▶ [What this task involves] How many of the lines below contain "ältere"? Answer with that number alone.

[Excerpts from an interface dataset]
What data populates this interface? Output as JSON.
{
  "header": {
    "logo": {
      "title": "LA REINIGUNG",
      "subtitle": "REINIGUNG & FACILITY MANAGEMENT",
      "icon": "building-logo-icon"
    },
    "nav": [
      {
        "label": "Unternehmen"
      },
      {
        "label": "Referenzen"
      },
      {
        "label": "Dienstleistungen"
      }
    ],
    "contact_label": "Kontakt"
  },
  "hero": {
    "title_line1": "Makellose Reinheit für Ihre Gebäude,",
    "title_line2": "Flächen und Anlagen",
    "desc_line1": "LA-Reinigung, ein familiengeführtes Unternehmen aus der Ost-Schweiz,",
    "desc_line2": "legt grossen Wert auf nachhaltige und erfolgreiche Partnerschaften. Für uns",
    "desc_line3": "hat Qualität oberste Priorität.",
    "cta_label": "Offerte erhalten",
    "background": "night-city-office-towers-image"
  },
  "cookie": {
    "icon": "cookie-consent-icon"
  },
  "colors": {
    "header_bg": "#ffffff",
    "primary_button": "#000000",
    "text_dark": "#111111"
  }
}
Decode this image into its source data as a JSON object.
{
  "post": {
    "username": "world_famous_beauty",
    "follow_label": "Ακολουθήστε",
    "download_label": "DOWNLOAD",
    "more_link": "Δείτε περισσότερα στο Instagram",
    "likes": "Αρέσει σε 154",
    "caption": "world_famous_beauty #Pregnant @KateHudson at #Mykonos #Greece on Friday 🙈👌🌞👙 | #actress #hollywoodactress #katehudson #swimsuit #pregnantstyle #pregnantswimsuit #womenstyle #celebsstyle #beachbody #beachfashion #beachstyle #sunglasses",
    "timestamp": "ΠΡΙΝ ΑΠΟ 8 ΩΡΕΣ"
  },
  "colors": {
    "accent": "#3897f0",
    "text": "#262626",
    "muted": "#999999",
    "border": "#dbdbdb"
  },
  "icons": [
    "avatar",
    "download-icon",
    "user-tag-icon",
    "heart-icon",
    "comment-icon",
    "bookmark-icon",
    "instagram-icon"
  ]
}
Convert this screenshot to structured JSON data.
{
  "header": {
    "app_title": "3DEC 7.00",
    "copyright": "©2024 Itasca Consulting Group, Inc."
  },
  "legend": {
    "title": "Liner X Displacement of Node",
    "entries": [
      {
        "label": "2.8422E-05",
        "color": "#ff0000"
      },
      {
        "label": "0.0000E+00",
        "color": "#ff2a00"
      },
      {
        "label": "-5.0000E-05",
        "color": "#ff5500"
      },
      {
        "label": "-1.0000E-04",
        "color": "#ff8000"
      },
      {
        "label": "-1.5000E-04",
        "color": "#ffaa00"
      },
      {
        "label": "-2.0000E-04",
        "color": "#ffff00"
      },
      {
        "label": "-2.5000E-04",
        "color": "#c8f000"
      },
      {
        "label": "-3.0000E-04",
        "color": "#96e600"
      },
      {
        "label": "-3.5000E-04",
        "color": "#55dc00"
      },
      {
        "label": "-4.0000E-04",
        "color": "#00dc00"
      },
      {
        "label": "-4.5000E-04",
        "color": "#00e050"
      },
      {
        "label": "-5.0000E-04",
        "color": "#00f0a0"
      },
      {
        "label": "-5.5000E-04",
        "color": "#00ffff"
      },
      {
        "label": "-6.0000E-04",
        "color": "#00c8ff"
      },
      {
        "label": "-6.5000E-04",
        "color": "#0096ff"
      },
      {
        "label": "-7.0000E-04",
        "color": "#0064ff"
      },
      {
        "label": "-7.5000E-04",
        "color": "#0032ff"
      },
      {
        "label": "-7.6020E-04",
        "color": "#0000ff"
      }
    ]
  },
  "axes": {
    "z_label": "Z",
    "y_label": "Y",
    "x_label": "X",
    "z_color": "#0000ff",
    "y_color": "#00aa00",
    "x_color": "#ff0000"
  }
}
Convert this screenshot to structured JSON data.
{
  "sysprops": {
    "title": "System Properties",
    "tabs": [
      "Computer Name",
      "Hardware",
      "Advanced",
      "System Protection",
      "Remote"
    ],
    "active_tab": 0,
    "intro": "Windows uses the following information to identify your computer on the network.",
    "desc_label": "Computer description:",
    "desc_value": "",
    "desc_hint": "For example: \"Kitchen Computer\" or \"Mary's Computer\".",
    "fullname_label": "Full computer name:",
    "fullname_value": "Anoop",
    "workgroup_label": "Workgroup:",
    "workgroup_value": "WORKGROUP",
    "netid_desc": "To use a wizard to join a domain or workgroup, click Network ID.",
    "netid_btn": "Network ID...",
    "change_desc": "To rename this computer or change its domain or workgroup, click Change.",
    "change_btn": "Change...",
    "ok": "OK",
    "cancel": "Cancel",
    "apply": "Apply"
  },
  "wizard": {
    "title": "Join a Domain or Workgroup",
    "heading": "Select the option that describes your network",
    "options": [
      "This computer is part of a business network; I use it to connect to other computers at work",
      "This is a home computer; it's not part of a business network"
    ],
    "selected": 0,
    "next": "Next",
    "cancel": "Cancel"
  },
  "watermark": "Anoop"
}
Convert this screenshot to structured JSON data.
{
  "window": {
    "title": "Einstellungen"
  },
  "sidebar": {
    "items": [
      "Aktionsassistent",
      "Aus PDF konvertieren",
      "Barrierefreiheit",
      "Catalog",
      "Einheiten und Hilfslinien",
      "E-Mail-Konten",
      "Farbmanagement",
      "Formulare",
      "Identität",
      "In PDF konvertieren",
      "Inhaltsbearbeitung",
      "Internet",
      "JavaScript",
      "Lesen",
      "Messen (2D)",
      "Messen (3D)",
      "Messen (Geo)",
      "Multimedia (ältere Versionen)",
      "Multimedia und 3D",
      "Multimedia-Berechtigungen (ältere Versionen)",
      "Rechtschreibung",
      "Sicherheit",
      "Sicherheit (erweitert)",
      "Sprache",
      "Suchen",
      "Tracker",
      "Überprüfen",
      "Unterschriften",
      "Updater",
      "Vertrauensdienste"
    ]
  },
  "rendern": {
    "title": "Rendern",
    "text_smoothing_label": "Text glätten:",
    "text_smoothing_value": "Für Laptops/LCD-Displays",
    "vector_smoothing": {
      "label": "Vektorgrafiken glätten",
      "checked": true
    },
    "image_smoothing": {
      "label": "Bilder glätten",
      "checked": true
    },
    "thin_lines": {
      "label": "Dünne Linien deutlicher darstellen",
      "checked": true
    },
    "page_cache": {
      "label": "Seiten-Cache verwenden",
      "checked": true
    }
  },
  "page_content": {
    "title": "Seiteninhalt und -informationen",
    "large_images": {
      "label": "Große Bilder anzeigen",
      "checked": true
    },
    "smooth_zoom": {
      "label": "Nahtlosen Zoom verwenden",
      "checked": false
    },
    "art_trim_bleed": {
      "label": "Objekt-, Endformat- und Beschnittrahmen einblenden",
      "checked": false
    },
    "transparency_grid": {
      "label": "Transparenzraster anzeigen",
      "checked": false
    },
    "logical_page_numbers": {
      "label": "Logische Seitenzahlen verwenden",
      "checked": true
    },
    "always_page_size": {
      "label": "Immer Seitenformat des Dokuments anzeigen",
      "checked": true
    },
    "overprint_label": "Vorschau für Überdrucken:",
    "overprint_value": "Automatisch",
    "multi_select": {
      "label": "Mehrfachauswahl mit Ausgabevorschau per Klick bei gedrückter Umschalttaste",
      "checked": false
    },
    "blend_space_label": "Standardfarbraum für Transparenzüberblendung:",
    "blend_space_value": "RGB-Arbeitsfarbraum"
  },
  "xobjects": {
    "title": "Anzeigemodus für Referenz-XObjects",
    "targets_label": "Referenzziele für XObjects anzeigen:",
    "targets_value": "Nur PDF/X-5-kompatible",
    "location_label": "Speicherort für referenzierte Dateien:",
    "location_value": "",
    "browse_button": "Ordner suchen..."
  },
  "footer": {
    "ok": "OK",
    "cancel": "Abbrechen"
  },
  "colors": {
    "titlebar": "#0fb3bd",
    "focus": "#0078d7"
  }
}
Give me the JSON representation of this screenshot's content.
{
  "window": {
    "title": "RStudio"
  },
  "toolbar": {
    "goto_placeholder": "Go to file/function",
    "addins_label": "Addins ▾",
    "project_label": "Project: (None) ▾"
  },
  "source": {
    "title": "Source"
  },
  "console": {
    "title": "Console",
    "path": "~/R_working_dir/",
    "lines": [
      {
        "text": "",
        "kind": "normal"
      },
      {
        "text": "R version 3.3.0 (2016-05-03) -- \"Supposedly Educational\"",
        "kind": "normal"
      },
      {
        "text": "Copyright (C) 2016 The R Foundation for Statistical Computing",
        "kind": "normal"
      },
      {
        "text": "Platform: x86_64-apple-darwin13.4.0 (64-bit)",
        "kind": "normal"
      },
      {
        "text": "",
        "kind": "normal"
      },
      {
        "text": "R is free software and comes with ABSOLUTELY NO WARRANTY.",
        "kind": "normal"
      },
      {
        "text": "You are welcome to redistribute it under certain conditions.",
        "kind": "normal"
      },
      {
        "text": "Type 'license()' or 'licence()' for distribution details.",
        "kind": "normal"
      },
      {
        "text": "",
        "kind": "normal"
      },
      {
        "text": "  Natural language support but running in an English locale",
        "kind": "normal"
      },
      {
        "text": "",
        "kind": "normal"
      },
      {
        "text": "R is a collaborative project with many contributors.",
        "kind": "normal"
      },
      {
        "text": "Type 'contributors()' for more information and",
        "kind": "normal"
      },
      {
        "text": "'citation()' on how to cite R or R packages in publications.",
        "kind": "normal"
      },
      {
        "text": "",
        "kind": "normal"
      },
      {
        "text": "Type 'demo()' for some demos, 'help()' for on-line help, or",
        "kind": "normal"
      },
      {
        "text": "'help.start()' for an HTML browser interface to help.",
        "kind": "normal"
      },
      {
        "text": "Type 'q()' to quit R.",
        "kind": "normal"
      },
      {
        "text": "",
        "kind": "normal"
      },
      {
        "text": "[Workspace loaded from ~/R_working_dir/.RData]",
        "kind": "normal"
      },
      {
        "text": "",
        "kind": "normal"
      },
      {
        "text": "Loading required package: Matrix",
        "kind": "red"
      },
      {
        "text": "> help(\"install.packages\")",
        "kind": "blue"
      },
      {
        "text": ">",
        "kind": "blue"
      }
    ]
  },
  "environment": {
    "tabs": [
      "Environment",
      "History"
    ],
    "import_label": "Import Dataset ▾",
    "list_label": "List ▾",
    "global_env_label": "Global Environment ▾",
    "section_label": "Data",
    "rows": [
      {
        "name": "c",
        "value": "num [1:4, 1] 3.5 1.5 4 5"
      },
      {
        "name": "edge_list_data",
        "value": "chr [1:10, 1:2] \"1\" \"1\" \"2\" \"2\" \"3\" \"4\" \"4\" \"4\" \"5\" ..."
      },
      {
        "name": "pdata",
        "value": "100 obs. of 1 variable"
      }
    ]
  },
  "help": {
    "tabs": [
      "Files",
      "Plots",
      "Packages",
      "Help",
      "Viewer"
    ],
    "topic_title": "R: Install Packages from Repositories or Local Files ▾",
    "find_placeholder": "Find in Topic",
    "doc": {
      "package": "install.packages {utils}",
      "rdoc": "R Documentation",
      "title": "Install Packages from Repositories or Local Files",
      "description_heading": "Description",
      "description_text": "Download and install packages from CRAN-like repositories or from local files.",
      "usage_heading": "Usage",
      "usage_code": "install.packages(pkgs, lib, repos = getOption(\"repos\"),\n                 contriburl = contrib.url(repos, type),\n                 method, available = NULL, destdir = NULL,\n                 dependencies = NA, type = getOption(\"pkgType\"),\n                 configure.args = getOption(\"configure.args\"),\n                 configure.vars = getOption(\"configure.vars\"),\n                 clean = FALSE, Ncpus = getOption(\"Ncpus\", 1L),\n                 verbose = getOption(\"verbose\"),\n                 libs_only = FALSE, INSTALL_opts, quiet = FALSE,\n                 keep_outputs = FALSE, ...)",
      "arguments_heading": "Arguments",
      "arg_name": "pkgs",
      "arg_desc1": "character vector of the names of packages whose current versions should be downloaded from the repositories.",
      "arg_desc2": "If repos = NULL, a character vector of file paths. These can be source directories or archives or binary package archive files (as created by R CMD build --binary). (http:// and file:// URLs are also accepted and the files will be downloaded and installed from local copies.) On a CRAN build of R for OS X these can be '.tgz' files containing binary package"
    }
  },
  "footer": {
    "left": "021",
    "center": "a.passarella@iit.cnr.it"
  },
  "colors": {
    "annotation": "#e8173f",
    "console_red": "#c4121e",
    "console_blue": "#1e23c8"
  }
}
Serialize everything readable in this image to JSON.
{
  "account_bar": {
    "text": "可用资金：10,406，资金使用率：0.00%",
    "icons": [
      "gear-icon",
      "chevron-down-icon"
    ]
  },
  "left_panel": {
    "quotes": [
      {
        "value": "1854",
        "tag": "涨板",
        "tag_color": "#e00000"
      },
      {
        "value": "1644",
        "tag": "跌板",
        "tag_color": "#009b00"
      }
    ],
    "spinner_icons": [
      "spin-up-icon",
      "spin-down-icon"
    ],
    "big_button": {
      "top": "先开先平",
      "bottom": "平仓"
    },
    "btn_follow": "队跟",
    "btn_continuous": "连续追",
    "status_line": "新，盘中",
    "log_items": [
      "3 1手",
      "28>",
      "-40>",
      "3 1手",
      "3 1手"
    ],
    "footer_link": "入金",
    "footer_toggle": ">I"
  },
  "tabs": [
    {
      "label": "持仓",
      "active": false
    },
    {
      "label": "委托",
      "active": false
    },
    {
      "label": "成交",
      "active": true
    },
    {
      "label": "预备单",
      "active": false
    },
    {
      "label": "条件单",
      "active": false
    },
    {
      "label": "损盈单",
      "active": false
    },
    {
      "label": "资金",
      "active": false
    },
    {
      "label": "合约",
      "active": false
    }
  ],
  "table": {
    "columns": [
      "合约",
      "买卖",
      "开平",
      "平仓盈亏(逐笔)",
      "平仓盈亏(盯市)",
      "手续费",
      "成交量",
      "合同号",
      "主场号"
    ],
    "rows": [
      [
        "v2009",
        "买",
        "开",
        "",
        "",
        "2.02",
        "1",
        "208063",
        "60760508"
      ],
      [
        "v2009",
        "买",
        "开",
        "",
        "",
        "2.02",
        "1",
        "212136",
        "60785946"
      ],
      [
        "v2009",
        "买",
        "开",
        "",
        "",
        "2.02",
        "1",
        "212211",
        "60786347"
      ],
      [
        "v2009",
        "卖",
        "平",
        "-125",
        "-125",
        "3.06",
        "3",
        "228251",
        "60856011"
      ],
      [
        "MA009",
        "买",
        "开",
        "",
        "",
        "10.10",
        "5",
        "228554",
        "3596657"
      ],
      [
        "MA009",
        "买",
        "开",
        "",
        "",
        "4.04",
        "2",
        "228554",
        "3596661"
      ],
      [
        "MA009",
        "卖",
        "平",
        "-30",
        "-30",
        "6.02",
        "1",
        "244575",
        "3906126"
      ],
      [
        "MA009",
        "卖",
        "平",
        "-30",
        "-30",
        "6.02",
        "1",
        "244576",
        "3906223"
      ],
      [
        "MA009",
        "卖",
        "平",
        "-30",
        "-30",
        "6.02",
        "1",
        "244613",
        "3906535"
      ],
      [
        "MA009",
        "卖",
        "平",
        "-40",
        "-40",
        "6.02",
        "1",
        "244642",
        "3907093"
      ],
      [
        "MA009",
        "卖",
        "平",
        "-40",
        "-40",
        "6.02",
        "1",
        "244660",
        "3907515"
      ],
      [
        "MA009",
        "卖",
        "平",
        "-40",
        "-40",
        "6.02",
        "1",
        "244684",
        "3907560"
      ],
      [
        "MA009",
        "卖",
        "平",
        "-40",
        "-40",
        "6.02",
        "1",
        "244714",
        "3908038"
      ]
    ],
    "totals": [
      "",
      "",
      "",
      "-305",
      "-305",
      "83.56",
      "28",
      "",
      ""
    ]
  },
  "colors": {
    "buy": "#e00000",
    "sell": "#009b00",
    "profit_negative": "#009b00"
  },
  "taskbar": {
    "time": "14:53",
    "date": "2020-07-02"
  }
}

▶ [Task output] 2